Output the entries underneath exactly as they are.
----------------------------------------
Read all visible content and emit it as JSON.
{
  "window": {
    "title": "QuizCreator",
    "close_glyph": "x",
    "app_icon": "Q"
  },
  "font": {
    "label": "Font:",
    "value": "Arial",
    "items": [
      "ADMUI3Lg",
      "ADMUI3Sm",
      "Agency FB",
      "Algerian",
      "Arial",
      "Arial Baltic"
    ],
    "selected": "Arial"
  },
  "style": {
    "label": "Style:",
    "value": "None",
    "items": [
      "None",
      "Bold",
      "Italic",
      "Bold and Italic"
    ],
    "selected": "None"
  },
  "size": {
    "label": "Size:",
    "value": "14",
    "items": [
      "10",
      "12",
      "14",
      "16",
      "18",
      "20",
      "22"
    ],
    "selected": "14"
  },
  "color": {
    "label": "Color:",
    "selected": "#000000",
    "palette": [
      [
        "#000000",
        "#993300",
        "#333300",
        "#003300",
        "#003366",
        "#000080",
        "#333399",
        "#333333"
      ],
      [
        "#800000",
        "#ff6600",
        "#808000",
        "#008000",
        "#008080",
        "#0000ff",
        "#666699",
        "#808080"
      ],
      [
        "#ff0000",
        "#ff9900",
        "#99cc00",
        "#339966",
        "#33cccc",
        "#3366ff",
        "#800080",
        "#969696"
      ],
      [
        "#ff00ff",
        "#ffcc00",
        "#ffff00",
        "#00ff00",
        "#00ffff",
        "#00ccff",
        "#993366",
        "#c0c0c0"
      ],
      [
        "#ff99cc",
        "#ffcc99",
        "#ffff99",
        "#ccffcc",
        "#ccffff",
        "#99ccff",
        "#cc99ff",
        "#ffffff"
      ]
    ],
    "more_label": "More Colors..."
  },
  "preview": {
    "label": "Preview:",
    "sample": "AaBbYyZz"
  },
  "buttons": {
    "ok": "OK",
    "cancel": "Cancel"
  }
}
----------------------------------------
# [Finished task]
Read all visible content and emit it as JSON.
{
  "window": {
    "title": "QuizCreator",
    "close_glyph": "x",
    "app_icon": "Q"
  },
  "font": {
    "label": "Font:",
    "value": "Arial",
    "items": [
      "ADMUI3Lg",
      "ADMUI3Sm",
      "Agency FB",
      "Algerian",
      "Arial",
      "Arial Baltic"
    ],
    "selected": "Arial"
  },
  "style": {
    "label": "Style:",
    "value": "None",
    "items": [
      "None",
      "Bold",
      "Italic",
      "Bold and Italic"
    ],
    "selected": "None"
  },
  "size": {
    "label": "Size:",
    "value": "14",
    "items": [
      "10",
      "12",
      "14",
      "16",
      "18",
      "20",
      "22"
    ],
    "selected": "14"
  },
  "color": {
    "label": "Color:",
    "selected": "#000000",
    "palette": [
      [
        "#000000",
        "#993300",
        "#333300",
        "#003300",
        "#003366",
        "#000080",
        "#333399",
        "#333333"
      ],
      [
        "#800000",
        "#ff6600",
        "#808000",
        "#008000",
        "#008080",
        "#0000ff",
        "#666699",
        "#808080"
      ],
      [
        "#ff0000",
        "#ff9900",
        "#99cc00",
        "#339966",
        "#33cccc",
        "#3366ff",
        "#800080",
        "#969696"
      ],
      [
        "#ff00ff",
        "#ffcc00",
        "#ffff00",
        "#00ff00",
        "#00ffff",
        "#00ccff",
        "#993366",
        "#c0c0c0"
      ],
      [
        "#ff99cc",
        "#ffcc99",
        "#ffff99",
        "#ccffcc",
        "#ccffff",
        "#99ccff",
        "#cc99ff",
        "#ffffff"
      ]
    ],
    "more_label": "More Colors..."
  },
  "preview": {
    "label": "Preview:",
    "sample": "AaBbYyZz"
  },
  "buttons": {
    "ok": "OK",
    "cancel": "Cancel"
  }
}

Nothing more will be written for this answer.